----- Supplied entries

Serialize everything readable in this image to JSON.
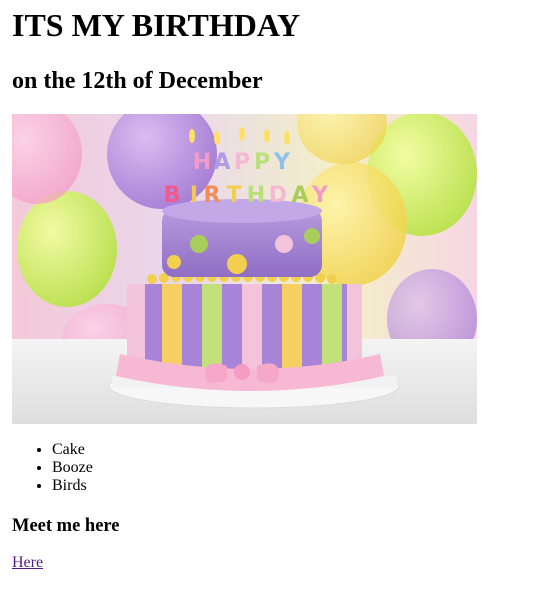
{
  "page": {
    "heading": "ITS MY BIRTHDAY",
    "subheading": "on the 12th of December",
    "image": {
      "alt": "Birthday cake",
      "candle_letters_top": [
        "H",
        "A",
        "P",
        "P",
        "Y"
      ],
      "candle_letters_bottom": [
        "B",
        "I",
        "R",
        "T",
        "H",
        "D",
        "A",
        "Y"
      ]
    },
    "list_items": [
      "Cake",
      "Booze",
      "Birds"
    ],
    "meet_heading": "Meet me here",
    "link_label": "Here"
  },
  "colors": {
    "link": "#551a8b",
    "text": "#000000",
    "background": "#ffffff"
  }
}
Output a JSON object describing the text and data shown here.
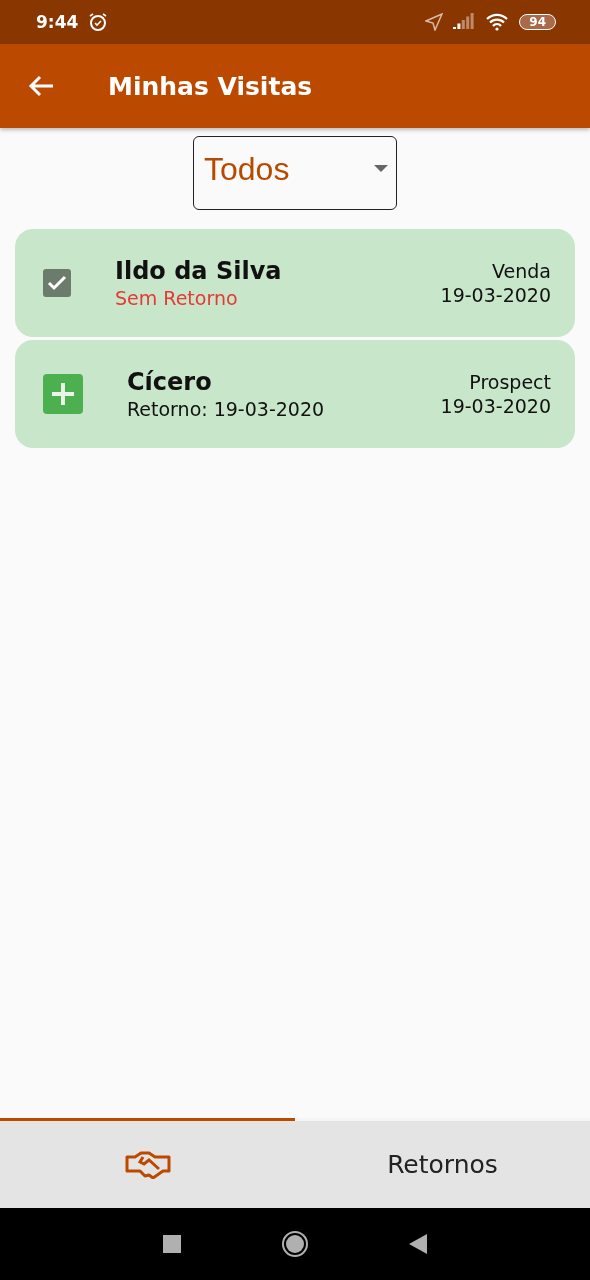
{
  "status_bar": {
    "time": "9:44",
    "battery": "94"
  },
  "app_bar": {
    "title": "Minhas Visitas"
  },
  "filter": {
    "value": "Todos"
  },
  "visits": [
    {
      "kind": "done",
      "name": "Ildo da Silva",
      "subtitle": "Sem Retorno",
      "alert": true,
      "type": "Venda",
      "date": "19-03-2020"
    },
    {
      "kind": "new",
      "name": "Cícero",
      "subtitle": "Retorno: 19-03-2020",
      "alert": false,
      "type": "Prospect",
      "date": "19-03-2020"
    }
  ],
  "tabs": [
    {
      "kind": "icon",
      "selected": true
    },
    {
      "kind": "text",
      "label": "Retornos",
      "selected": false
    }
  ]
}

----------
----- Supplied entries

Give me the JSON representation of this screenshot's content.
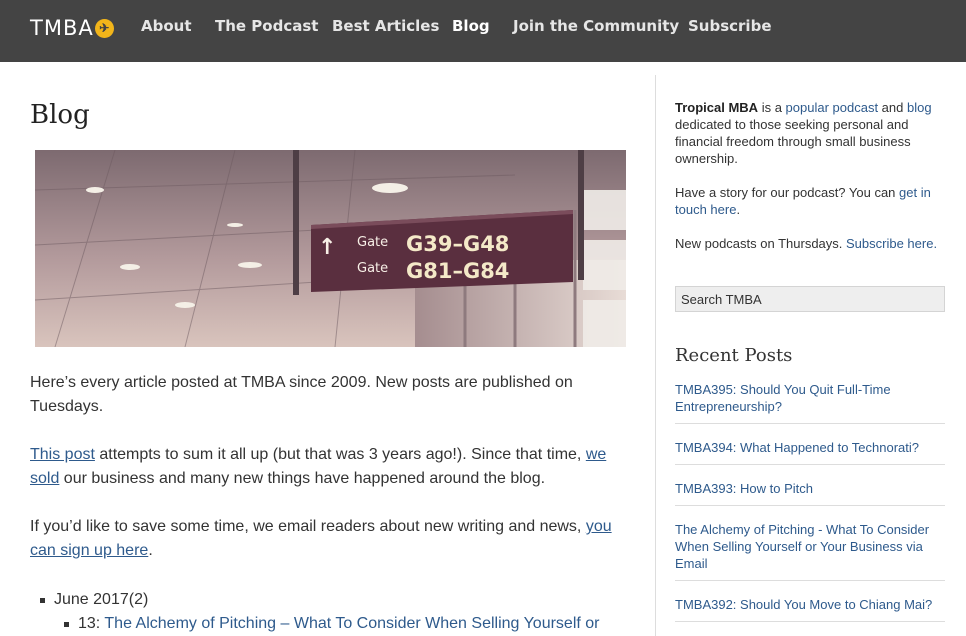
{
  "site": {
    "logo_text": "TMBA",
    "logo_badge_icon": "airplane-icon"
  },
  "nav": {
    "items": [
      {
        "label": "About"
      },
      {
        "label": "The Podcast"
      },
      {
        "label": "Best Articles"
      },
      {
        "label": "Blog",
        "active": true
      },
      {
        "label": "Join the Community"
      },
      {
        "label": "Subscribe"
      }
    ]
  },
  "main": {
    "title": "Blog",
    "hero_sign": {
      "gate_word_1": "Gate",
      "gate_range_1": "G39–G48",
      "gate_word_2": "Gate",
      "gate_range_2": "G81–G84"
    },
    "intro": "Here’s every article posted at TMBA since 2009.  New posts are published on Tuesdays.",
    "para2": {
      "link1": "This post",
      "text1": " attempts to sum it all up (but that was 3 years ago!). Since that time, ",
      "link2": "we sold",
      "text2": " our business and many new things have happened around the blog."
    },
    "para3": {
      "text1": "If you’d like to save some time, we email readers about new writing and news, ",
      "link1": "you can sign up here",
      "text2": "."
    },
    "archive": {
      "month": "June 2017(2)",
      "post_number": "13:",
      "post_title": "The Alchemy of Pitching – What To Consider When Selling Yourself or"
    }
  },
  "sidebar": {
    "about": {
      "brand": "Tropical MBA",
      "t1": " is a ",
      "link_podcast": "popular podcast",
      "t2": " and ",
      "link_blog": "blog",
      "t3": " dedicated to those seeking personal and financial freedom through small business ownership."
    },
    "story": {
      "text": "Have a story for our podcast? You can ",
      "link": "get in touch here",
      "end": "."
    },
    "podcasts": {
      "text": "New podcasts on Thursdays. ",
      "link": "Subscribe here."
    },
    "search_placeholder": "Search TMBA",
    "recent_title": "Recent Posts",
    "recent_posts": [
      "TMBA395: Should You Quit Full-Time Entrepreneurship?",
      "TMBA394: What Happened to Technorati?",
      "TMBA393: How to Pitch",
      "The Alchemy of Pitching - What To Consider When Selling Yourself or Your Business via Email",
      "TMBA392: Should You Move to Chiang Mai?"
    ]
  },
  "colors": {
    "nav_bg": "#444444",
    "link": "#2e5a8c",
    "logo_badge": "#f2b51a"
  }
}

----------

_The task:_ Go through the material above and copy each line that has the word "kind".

_Exercise result:_
      "kind": "done",
      "kind": "new",
      "kind": "icon",
      "kind": "text",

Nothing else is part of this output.